Exercise details: Whenever a line of the data below holds the string "AntiHoax", copy that line.

Given data:
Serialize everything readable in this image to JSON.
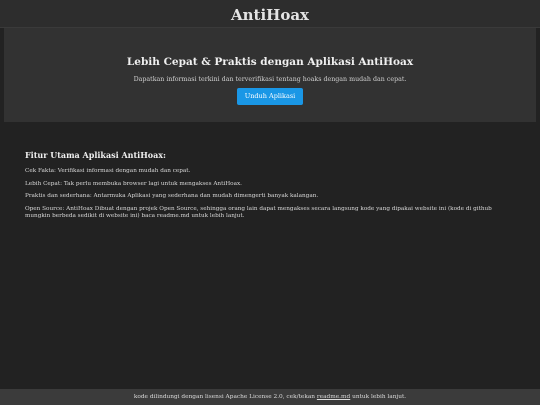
{
  "header": {
    "title": "AntiHoax"
  },
  "hero": {
    "heading": "Lebih Cepat & Praktis dengan Aplikasi AntiHoax",
    "description": "Dapatkan informasi terkini dan terverifikasi tentang hoaks dengan mudah dan cepat.",
    "button_label": "Unduh Aplikasi"
  },
  "features": {
    "heading": "Fitur Utama Aplikasi AntiHoax:",
    "items": [
      "Cek Fakta: Verifikasi informasi dengan mudah dan cepat.",
      "Lebih Cepat: Tak perlu membuka browser lagi untuk mengakses AntiHoax.",
      "Praktis dan sederhana: Antarmuka Aplikasi yang sederhana dan mudah dimengerti banyak kalangan.",
      "Open Source: AntiHoax Dibuat dengan projek Open Source, sehingga orang lain dapat mengakses secara langsung kode yang dipakai website ini (kode di github mungkin berbeda sedikit di website ini) baca readme.md untuk lebih lanjut."
    ]
  },
  "footer": {
    "text_before": "kode dilindungi dengan lisensi Apache License 2.0, cek/tekan ",
    "link_text": "readme.md",
    "text_after": " untuk lebih lanjut."
  },
  "colors": {
    "background": "#222222",
    "hero_background": "#323232",
    "button": "#1a97e6"
  }
}
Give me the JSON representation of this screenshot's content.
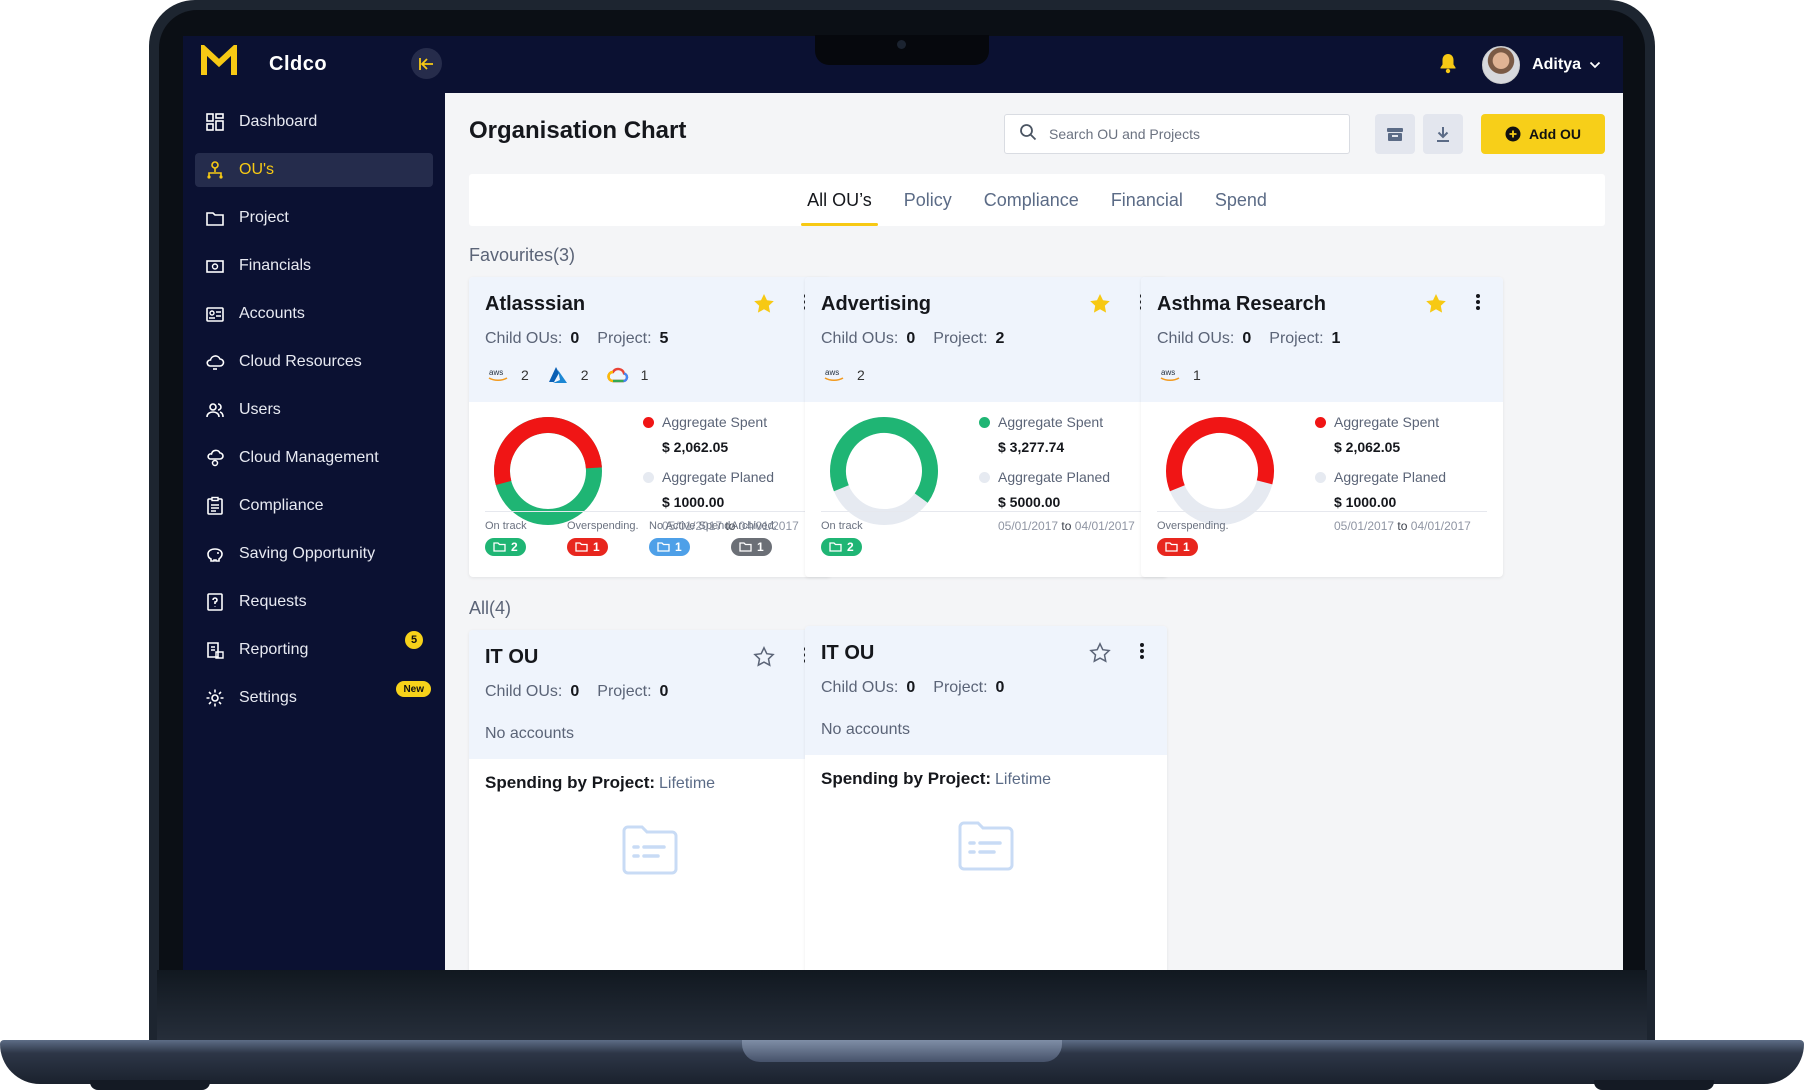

Answer box:
    "title": "AntiHoax"
    "heading": "Lebih Cepat & Praktis dengan Aplikasi AntiHoax",
    "heading": "Fitur Utama Aplikasi AntiHoax:",
      "Lebih Cepat: Tak perlu membuka browser lagi untuk mengakses AntiHoax.",
      "Open Source: AntiHoax Dibuat dengan projek Open Source, sehingga orang lain dapat mengakses secara langsung kode yang dipakai website ini (kode di github mungkin berbeda sedikit di website ini) baca readme.md untuk lebih lanjut."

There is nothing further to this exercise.